Gaspar has received the Guggenheim Award for Creative Arts, the Latinx Artist Fellowship, the United States Artists Fellowship, the Frieze Impact Prize, the Sor Juana Women of Achievement Award in Art and Activism from the National Museum of Mexican Art, and the Chamberlain Award for Social Practice from the Headlands Center for the Arts. Gaspar’s projects have been supported by the Art for Justice Fund, the Graham Foundation for Advanced Studies in the Fine Arts, the Robert Rauschenberg Artist as Activist Fellowship, the Creative Capital Award, the Joan Mitchell Emerging Artist Grant, and the Art Matters Foundation. Gaspar has lectured and exhibited extensively at venues including MoMA PS1 and El Museo Del Barrio in New York, NY; the Contemporary Arts Museum, Houston, TX; the Institute of the Arts and Sciences, Santa Cruz, CA; the African American Museum, Philadelphia, PA; and the Institute of Contemporary Art, Los Angeles.

Gary Tyler

A Moment of Reflection, 2023

Image courtesy of Gary Tyler
Gary Tyler, A Moment of Reflection, 2023. Image courtesy of Gary Tyler

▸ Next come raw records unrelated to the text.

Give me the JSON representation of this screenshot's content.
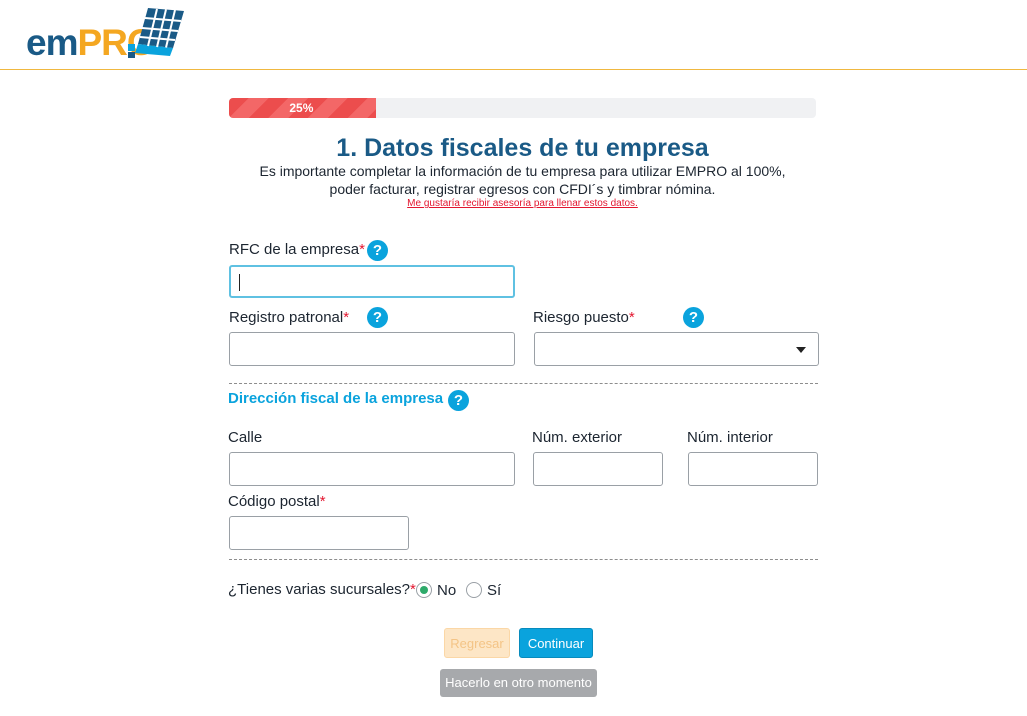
{
  "brand": {
    "logo_em": "em",
    "logo_pro": "PRO",
    "accent": "#f4a721",
    "primary": "#1a5a86"
  },
  "progress": {
    "percent": 25,
    "label": "25%",
    "color": "#ec4d4d"
  },
  "header": {
    "title": "1. Datos fiscales de tu empresa",
    "subtitle_line1": "Es importante completar la información de tu empresa para utilizar EMPRO al 100%,",
    "subtitle_line2": "poder facturar, registrar egresos con CFDI´s y timbrar nómina.",
    "advice_link": "Me gustaría recibir asesoría para llenar estos datos."
  },
  "fields": {
    "rfc": {
      "label": "RFC de la empresa",
      "required": "*",
      "value": ""
    },
    "registro": {
      "label": "Registro patronal",
      "required": "*",
      "value": ""
    },
    "riesgo": {
      "label": "Riesgo puesto",
      "required": "*",
      "selected": ""
    }
  },
  "address": {
    "section_title": "Dirección fiscal de la empresa",
    "calle": {
      "label": "Calle",
      "value": ""
    },
    "num_exterior": {
      "label": "Núm. exterior",
      "value": ""
    },
    "num_interior": {
      "label": "Núm. interior",
      "value": ""
    },
    "codigo_postal": {
      "label": "Código postal",
      "required": "*",
      "value": ""
    }
  },
  "branches": {
    "question": "¿Tienes varias sucursales?",
    "required": "*",
    "options": [
      {
        "label": "No",
        "checked": true
      },
      {
        "label": "Sí",
        "checked": false
      }
    ]
  },
  "buttons": {
    "back": "Regresar",
    "next": "Continuar",
    "later": "Hacerlo en otro momento"
  },
  "icons": {
    "help": "question-circle-icon",
    "dropdown": "chevron-down-icon"
  },
  "help_glyph": "?"
}
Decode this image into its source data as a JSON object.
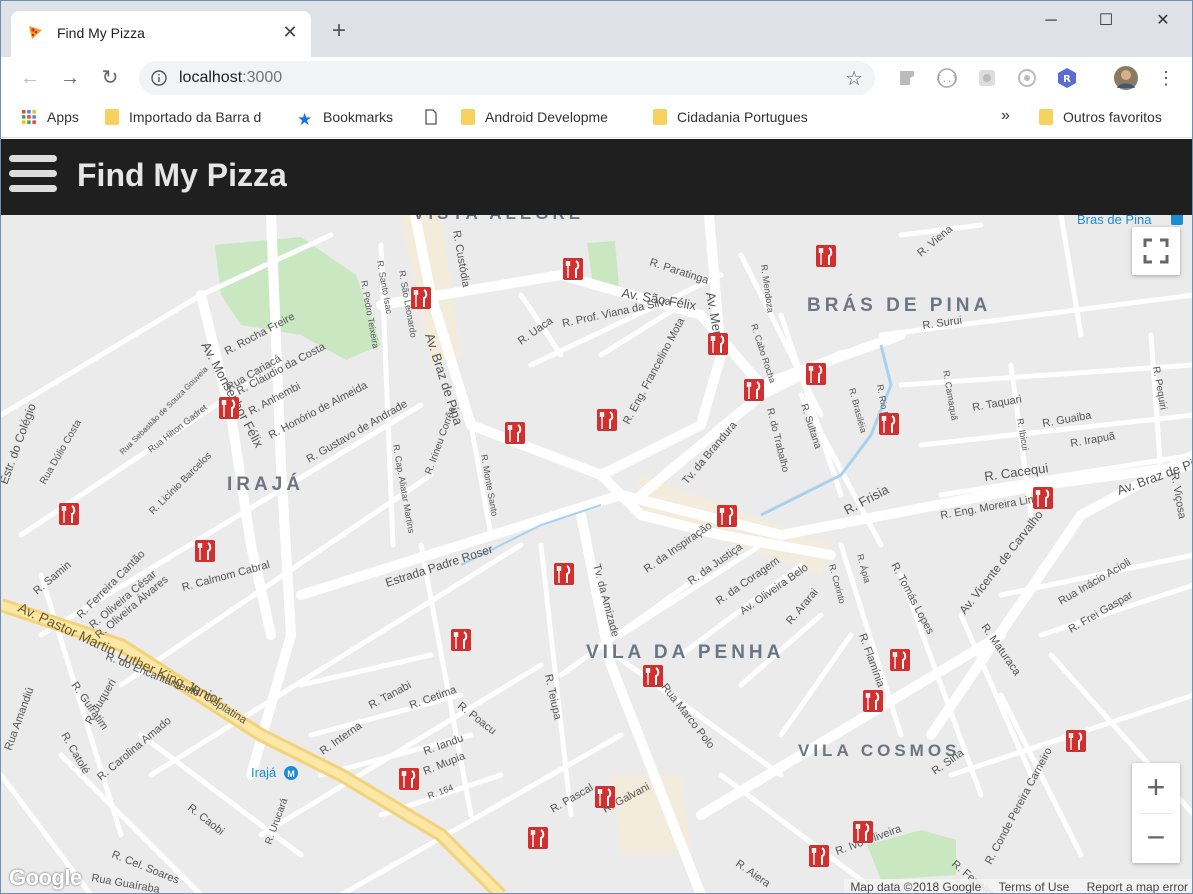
{
  "browser": {
    "tab_title": "Find My Pizza",
    "url_host": "localhost",
    "url_port": ":3000",
    "bookmarks": [
      {
        "label": "Apps",
        "icon": "apps-grid-icon"
      },
      {
        "label": "Importado da Barra d",
        "icon": "folder-icon"
      },
      {
        "label": "Bookmarks",
        "icon": "star-icon"
      },
      {
        "label": "",
        "icon": "page-icon"
      },
      {
        "label": "Android Developme",
        "icon": "folder-icon"
      },
      {
        "label": "Cidadania Portugues",
        "icon": "folder-icon"
      }
    ],
    "bookmarks_more": "»",
    "other_bookmarks": "Outros favoritos"
  },
  "app": {
    "title": "Find My Pizza"
  },
  "map": {
    "neighborhoods": [
      "VISTA ALEGRE",
      "BRÁS DE PINA",
      "IRAJÁ",
      "VILA DA PENHA",
      "VILA COSMOS"
    ],
    "streets": [
      "R. Paratinga",
      "Av. São Félix",
      "R. Custódia",
      "R. Santo Isac",
      "R. São Leonardo",
      "R. Pedro Teixeira",
      "Av. Braz de Pina",
      "R. Uaca",
      "R. Prof. Viana da Silva",
      "R. Eng. Francelino Mota",
      "Av. Meriti",
      "R. Mendoza",
      "R. Cabo Rocha",
      "R. Surui",
      "R. Viena",
      "R. Camaquã",
      "R. Taquari",
      "R. Guaiba",
      "R. Irapuã",
      "R. Pequiri",
      "R. Cacequi",
      "Av. Braz de Pina",
      "R. Eng. Moreira Lima",
      "R. Frisia",
      "R. Sultana",
      "R. Brasiléia",
      "R. Rio Pa",
      "R. Ibicui",
      "R. do Trabalho",
      "Tv. da Brandura",
      "Estrada Padre Roser",
      "R. Irineu Corrêa",
      "R. Monte Santo",
      "R. Cap. Aliatar Martins",
      "R. Gustavo de Andrade",
      "R. Honório de Almeida",
      "R. Anhembi",
      "R. Cláudio da Costa",
      "Rua Cariacá",
      "R. Rocha Freire",
      "Av. Monsenhor Félix",
      "Rua Hilton Gadret",
      "R. Licínio Barcelos",
      "Rua Sebastião de Souza Gouveia",
      "Rua Dúlio Costa",
      "Estr. do Colégio",
      "R. Samin",
      "R. Ferreira Cantão",
      "R. Oliveira César",
      "R. Oliveira Álvares",
      "R. Calmom Cabral",
      "Av. Pastor Martin Luther King Junior",
      "R. do Encantamento",
      "R. Cisplatina",
      "R. Guiratim",
      "R. Juqueri",
      "R. Catolé",
      "Rua Amandiú",
      "R. Carolina Amado",
      "R. Caobi",
      "R. Cel. Soares",
      "Rua Guaíraba",
      "R. Urucará",
      "R. Interna",
      "R. Tanabi",
      "R. Cetima",
      "R. Poacu",
      "R. Iandu",
      "R. Mupia",
      "R. 164",
      "R. Teiupa",
      "R. Pascal",
      "R. Galvani",
      "Rua Marco Polo",
      "Tv. da Amizade",
      "R. da Inspiração",
      "R. da Justiça",
      "R. da Coragem",
      "Av. Oliveira Belo",
      "R. Corinto",
      "R. Ápia",
      "R. Tomás Lopes",
      "Av. Vicente de Carvalho",
      "Rua Inácio Acioli",
      "R. Frei Gaspar",
      "R. Maturaca",
      "R. Flamínia",
      "R. Siria",
      "R. Conde Pereira Carneiro",
      "R. Ferreira",
      "R. Aiera",
      "R. Ivo Oliveira",
      "R. Viçosa",
      "R. Ararai"
    ],
    "metro_label": "Irajá",
    "transit_label": "Bras de Pina",
    "footer": {
      "map_data": "Map data ©2018 Google",
      "terms": "Terms of Use",
      "report": "Report a map error"
    },
    "logo": "Google",
    "zoom_in": "+",
    "zoom_out": "−",
    "marker_icon": "restaurant-fork-knife-icon",
    "marker_color": "#d32f2f"
  }
}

A Moment of Reflection, 2023 is a self-portrait based off of a photograph taken of Gary Tyler in 1989 just after his father’s death. The image was shot by Tyler’s brother during a visit he paid Tyler in remembrance of their father. Accompanying Tyler’s brother on his visit was Tyler’s nephew and two nieces; he remembers this moment fondly, as a moment of happiness and light during dark days.

This quilt is one of the first in which Tyler has used burlap, a material he says pays homage to his Black American heritage, and the legacy of quilting in both his familial lineage and culture more broadly. 

Gary Tyler is a fiber artist, currently living and working in Los Angeles, California. In 1974, at the age of 16, Gary Tyler was wrongly convicted of murder and placed on death row at Angola State Penitentiary in Louisiana. He endured nearly 42 years there, during which the US Supreme Court ruled his sentencing unconstitutional, and he was finally released in 2016. While incarcerated, Tyler participated in the prison hospice program, where he mastered the art of quilting, and chaired the prison drama club for almost three decades, using the transformative power of the arts to confront the challenges of incarceration. Now based in Los Angeles, Tyler dedicates his life to the visual and dramatic arts, using them as tools to foster community and heal the scars of mass incarceration. Tyler is the 2024 Frieze Impact Prize winner, a 2024 Center for Art & Advocacy Fellow, and a 2019 and 2020 Art Matters Awardee. His work is in the collection of the Smithsonian National Museum of African American History and Culture in Washington, D.C and the City of Santa Monica Art Fund

About Frieze Reframe and The Frieze Impact Prize

Frieze Reframe, spearheaded by Frieze and Endeavor Impact, is a major initiative that demonstrates the commitment both organizations share to address gaps faced by historically marginalized individuals.

The Frieze Impact Prize, inaugurated in 2019, is a prize awarded to an artist from a non-traditional background, offering support at a critical juncture in their emerging career. Each winner is also given an opportunity to exhibit at Frieze Los Angeles. At Frieze Los Angeles 2024, Gary Tyler was selected as the recipient of the Impact Prize. Wrongfully imprisoned for forty-two years, Tyler’s work draws on both his personal narrative and those of individuals encountered during his incarceration.

The four previous winners, Maria Gaspar, Mary Baxter, Dread Scott, and Narsiso Martinez, have each gone on to influence the art world. Between them, they have been awarded the Guggenheim Fellowship, The Rome Prize, the Graham Foundation Grant, to be collected by prestigious museums like the Hammer in Los Angeles, The Metropolitan Museum of Art, The Whitney, and held exhibitions at the Brooklyn Museum of Art, the Cheech Marin Center of Chicano Art and Culture, and the Museo del Barrio in New York.

Frieze Reframe leverages support to influence and transform who has exhibitions, who is included in museum collections, and who has an international platform in the art world.


Levels 4 & 6, The Shed, 545 West 30th Street
New York
United States